"""
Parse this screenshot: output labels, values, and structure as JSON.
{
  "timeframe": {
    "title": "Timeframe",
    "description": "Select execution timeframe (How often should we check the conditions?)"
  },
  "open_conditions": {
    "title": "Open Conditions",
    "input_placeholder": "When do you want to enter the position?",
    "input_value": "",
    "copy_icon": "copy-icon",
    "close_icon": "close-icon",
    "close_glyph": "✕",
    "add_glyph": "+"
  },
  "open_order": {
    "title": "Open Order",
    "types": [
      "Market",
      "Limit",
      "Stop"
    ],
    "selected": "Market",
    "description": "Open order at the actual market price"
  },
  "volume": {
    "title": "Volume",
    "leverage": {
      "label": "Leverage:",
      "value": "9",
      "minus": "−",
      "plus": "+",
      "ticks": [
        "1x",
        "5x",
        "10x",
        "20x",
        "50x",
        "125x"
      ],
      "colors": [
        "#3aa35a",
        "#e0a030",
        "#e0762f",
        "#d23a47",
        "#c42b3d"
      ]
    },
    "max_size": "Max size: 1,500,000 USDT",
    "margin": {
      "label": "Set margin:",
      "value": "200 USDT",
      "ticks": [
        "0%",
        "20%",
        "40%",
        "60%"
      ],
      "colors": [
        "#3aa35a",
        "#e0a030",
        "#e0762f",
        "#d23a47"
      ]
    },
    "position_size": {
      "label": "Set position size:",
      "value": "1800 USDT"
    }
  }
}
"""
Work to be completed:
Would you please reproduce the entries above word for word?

Response to this exercise:
Parse this screenshot: output labels, values, and structure as JSON.
{
  "timeframe": {
    "title": "Timeframe",
    "description": "Select execution timeframe (How often should we check the conditions?)"
  },
  "open_conditions": {
    "title": "Open Conditions",
    "input_placeholder": "When do you want to enter the position?",
    "input_value": "",
    "copy_icon": "copy-icon",
    "close_icon": "close-icon",
    "close_glyph": "✕",
    "add_glyph": "+"
  },
  "open_order": {
    "title": "Open Order",
    "types": [
      "Market",
      "Limit",
      "Stop"
    ],
    "selected": "Market",
    "description": "Open order at the actual market price"
  },
  "volume": {
    "title": "Volume",
    "leverage": {
      "label": "Leverage:",
      "value": "9",
      "minus": "−",
      "plus": "+",
      "ticks": [
        "1x",
        "5x",
        "10x",
        "20x",
        "50x",
        "125x"
      ],
      "colors": [
        "#3aa35a",
        "#e0a030",
        "#e0762f",
        "#d23a47",
        "#c42b3d"
      ]
    },
    "max_size": "Max size: 1,500,000 USDT",
    "margin": {
      "label": "Set margin:",
      "value": "200 USDT",
      "ticks": [
        "0%",
        "20%",
        "40%",
        "60%"
      ],
      "colors": [
        "#3aa35a",
        "#e0a030",
        "#e0762f",
        "#d23a47"
      ]
    },
    "position_size": {
      "label": "Set position size:",
      "value": "1800 USDT"
    }
  }
}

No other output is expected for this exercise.